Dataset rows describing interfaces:
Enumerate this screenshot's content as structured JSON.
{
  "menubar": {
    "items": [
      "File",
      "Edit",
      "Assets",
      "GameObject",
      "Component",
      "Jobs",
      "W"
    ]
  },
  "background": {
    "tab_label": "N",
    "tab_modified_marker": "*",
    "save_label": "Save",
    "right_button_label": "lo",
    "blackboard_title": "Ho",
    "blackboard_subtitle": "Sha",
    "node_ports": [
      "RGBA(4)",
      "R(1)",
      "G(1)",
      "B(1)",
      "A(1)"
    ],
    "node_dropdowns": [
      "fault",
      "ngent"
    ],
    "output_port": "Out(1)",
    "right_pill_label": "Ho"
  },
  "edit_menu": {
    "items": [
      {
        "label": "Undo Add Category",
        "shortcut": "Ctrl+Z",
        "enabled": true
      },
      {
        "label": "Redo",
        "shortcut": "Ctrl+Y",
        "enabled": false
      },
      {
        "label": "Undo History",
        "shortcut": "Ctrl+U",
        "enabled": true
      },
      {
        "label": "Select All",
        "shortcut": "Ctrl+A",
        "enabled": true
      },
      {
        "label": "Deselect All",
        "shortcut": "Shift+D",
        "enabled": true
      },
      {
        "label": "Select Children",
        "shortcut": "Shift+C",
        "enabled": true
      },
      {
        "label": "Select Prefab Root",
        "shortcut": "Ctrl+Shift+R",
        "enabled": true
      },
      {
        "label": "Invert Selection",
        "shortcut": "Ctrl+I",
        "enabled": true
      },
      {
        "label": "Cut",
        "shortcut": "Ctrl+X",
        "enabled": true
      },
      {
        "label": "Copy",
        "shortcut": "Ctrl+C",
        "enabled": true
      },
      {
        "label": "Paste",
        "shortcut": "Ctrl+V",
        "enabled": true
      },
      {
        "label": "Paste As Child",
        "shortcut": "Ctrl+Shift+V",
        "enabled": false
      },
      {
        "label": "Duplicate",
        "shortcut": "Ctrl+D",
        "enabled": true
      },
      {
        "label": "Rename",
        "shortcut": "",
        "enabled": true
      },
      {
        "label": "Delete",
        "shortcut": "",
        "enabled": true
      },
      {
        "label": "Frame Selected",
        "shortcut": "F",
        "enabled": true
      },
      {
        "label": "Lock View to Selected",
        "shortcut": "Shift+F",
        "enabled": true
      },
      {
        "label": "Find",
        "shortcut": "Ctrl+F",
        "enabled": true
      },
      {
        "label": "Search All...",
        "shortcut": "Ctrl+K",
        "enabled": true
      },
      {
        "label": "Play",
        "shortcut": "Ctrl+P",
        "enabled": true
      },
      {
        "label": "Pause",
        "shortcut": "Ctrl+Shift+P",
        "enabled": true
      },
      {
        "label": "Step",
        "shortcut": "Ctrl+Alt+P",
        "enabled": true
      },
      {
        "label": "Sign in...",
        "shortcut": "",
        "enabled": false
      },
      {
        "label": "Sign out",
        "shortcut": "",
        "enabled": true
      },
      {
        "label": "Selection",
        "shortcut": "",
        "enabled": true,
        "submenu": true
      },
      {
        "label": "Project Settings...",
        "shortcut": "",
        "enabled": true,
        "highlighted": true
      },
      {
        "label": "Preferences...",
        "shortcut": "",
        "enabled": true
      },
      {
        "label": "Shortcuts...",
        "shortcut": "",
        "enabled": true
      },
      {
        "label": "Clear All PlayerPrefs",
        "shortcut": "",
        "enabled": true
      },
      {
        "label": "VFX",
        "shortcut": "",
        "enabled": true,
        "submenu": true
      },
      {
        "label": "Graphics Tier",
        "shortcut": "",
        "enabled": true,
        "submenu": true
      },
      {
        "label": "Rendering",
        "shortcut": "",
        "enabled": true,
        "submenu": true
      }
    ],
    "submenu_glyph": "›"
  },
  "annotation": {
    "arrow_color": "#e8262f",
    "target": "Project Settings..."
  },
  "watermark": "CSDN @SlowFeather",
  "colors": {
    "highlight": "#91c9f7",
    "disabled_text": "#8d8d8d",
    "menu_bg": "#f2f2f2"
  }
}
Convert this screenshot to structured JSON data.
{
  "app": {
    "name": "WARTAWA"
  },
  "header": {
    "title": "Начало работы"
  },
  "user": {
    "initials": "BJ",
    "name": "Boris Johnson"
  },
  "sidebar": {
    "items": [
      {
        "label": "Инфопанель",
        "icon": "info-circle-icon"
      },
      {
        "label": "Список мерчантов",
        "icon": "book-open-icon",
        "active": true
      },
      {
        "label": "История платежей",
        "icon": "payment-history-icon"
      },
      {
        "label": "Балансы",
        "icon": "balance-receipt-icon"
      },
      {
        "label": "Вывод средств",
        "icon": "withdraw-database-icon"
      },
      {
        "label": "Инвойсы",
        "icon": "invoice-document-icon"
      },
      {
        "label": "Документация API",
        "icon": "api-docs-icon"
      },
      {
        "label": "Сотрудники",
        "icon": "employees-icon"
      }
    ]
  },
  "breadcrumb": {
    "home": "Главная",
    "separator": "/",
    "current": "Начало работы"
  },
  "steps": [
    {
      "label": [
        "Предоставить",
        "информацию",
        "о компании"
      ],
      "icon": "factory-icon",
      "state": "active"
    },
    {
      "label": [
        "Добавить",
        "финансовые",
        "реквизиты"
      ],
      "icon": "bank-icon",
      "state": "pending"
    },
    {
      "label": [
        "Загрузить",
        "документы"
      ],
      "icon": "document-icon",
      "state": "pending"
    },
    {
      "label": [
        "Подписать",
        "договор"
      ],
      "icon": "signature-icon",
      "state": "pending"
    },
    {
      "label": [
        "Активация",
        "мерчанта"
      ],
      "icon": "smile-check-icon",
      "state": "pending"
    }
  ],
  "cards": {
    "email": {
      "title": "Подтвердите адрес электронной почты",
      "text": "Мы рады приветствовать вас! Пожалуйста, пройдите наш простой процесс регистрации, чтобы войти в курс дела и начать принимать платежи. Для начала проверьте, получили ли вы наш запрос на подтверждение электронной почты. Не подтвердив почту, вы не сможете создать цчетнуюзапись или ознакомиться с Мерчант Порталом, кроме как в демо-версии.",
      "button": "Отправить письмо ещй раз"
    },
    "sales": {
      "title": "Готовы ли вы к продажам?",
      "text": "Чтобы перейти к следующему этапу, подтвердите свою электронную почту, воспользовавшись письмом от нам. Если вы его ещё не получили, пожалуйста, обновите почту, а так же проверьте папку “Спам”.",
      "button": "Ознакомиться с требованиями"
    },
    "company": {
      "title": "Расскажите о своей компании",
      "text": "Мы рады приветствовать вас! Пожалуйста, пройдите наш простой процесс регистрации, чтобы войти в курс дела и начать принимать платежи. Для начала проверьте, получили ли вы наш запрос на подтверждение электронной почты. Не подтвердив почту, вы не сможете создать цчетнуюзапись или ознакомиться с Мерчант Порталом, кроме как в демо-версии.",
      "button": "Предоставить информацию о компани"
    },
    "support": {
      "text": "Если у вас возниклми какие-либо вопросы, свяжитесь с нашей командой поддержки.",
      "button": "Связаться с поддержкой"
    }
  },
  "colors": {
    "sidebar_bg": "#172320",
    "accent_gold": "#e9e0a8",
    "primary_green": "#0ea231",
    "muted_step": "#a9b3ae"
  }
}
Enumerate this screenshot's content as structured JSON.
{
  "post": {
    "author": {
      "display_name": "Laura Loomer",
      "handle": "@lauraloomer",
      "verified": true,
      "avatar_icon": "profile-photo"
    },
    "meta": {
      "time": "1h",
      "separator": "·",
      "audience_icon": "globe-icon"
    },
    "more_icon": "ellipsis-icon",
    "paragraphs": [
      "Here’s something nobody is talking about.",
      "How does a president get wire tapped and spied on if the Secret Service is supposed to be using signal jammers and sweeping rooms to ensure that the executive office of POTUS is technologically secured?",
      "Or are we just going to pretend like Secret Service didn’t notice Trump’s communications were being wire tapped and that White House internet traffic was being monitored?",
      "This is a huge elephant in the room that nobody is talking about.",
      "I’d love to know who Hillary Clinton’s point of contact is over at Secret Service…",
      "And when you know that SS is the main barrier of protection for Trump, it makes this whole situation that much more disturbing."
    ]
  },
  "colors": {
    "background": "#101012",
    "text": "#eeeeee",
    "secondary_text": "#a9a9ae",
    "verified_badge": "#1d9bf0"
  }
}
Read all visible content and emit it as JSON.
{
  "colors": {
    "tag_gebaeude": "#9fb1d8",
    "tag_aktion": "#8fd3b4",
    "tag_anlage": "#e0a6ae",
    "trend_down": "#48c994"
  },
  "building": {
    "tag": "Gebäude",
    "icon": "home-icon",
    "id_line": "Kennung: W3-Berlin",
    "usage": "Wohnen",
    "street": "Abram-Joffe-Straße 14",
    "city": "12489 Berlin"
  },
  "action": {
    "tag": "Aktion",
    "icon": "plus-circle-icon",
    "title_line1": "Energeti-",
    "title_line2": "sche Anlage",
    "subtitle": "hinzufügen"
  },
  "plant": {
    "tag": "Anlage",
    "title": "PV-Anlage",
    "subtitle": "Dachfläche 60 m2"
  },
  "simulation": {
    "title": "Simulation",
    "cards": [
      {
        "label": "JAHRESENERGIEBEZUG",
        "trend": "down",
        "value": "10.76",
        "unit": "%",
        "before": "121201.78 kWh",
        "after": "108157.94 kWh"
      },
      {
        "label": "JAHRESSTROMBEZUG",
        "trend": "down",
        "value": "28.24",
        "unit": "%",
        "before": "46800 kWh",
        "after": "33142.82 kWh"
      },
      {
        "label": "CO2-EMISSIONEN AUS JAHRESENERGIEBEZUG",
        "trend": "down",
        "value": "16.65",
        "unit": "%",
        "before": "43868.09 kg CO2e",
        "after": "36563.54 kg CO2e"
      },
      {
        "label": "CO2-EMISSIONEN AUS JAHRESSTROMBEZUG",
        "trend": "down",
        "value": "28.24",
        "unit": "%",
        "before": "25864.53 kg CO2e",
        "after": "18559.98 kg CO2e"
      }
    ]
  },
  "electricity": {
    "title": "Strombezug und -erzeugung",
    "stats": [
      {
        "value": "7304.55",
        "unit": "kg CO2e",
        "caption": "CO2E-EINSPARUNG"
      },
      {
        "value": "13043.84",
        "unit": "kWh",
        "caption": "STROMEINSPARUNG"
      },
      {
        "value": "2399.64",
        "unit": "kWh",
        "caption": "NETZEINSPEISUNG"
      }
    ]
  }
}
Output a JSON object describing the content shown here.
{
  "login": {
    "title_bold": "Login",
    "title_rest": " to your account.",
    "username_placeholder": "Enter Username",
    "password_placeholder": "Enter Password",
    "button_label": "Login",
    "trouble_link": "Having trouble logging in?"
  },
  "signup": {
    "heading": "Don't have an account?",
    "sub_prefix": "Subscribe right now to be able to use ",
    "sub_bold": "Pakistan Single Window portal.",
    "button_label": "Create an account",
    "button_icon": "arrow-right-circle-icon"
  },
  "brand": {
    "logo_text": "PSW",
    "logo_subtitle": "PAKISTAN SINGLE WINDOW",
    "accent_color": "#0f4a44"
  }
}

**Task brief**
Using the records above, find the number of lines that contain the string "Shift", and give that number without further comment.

**Task output**
6